----- Source material -----

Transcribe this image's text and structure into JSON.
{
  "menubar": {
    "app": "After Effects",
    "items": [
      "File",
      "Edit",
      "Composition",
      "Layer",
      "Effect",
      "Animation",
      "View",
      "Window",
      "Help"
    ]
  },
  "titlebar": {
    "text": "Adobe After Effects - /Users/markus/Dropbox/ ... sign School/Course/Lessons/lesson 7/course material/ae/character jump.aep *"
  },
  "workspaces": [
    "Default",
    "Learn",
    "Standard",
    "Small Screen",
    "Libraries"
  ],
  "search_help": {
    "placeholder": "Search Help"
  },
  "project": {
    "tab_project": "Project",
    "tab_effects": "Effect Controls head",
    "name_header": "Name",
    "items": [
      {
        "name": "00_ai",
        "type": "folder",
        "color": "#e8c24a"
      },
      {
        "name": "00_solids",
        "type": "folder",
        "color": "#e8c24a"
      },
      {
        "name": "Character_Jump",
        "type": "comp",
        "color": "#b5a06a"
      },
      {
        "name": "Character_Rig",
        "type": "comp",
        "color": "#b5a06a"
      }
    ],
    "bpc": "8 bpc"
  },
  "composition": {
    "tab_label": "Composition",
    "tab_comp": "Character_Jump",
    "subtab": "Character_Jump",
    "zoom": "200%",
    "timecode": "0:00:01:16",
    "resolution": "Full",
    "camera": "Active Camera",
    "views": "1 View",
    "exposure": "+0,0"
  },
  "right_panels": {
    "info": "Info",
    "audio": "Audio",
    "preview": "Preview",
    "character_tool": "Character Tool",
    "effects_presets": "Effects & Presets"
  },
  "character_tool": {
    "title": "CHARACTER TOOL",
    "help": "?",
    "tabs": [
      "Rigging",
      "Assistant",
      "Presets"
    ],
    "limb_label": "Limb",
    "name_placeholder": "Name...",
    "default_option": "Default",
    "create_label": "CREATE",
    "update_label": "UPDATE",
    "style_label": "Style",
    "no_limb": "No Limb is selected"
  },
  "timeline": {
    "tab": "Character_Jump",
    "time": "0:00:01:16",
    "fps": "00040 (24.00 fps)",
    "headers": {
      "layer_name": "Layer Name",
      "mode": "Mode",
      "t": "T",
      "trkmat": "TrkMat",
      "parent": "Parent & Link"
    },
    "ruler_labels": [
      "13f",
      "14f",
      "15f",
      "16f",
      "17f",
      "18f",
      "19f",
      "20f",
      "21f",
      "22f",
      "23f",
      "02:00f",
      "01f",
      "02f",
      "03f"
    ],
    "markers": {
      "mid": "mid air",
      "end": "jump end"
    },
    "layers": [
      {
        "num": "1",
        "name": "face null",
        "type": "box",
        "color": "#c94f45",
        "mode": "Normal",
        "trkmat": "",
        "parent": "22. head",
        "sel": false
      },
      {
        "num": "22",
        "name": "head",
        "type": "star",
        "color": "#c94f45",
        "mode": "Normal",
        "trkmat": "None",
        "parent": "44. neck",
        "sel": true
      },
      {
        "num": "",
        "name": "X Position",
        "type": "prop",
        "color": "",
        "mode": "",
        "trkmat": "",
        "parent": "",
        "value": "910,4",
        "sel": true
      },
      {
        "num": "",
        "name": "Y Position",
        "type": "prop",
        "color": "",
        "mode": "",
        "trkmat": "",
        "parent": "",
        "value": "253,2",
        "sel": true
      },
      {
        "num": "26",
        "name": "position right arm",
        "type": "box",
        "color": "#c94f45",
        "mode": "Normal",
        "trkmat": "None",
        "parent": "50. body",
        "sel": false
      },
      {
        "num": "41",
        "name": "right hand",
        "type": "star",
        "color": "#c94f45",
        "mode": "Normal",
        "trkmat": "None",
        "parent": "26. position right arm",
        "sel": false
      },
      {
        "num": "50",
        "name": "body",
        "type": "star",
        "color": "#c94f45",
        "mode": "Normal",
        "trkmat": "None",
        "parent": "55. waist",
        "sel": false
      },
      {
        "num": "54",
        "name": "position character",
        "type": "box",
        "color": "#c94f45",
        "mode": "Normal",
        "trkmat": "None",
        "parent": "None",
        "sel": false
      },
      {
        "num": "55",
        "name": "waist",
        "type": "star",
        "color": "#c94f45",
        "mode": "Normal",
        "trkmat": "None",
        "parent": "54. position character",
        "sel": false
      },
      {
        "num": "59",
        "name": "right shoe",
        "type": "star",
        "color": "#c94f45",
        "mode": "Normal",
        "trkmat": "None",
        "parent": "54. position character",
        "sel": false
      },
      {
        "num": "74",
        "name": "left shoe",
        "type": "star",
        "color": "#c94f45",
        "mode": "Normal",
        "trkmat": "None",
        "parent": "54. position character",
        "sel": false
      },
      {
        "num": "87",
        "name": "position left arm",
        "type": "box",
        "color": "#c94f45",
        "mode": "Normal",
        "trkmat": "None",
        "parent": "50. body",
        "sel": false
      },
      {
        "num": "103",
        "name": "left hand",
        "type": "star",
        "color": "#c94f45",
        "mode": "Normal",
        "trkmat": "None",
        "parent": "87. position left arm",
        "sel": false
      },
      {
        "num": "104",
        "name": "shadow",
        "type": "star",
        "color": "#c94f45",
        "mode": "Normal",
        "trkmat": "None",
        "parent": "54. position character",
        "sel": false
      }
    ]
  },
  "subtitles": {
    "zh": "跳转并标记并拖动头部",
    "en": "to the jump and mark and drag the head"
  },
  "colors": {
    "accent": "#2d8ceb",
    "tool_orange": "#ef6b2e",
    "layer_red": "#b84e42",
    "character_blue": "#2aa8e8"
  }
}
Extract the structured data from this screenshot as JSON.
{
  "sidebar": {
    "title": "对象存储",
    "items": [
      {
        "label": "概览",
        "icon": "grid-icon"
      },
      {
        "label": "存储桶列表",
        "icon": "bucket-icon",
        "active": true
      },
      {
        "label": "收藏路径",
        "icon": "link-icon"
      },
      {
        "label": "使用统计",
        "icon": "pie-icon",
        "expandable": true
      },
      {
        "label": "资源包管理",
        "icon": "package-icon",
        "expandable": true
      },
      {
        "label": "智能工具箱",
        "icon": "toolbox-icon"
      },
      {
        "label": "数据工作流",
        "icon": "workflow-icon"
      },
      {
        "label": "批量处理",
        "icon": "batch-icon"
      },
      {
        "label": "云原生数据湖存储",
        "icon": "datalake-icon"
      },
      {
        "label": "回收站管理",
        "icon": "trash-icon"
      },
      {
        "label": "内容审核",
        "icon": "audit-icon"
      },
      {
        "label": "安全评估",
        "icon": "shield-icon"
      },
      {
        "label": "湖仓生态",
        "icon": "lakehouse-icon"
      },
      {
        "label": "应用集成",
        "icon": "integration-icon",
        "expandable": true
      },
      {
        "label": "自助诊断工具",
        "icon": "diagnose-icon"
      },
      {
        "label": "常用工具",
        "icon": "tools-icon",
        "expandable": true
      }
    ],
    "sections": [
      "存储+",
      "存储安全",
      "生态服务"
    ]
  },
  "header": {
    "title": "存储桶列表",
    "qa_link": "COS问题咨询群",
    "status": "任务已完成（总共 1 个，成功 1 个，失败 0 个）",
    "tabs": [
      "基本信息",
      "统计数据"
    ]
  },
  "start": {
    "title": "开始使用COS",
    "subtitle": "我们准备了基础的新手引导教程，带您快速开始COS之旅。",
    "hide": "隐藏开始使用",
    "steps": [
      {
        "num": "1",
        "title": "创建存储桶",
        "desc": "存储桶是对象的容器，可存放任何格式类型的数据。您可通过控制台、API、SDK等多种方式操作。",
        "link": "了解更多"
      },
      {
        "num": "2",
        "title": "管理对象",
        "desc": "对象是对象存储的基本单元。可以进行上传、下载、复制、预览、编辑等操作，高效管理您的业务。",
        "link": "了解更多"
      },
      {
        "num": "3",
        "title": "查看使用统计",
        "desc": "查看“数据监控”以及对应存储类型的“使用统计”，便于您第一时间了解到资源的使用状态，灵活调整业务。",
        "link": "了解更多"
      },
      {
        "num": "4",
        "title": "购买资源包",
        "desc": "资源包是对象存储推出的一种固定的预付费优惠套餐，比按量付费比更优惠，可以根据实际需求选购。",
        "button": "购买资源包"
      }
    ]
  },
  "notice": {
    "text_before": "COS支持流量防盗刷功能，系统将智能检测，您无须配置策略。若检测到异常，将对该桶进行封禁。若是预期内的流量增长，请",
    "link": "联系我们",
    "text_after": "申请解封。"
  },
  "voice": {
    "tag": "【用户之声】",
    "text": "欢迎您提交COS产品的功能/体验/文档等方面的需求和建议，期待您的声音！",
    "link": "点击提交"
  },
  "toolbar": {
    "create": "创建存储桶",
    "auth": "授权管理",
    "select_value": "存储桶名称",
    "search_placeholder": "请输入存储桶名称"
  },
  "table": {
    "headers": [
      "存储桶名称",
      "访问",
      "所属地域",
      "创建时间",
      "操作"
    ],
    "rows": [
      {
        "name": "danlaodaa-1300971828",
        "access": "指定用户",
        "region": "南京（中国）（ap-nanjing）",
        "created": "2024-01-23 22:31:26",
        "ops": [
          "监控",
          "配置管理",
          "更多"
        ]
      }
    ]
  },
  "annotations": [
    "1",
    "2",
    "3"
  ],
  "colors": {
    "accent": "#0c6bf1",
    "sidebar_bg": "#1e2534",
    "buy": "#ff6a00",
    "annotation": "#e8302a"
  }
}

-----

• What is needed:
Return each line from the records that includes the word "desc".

• Written solution:
        "desc": "存储桶是对象的容器，可存放任何格式类型的数据。您可通过控制台、API、SDK等多种方式操作。",
        "desc": "对象是对象存储的基本单元。可以进行上传、下载、复制、预览、编辑等操作，高效管理您的业务。",
        "desc": "查看“数据监控”以及对应存储类型的“使用统计”，便于您第一时间了解到资源的使用状态，灵活调整业务。",
        "desc": "资源包是对象存储推出的一种固定的预付费优惠套餐，比按量付费比更优惠，可以根据实际需求选购。",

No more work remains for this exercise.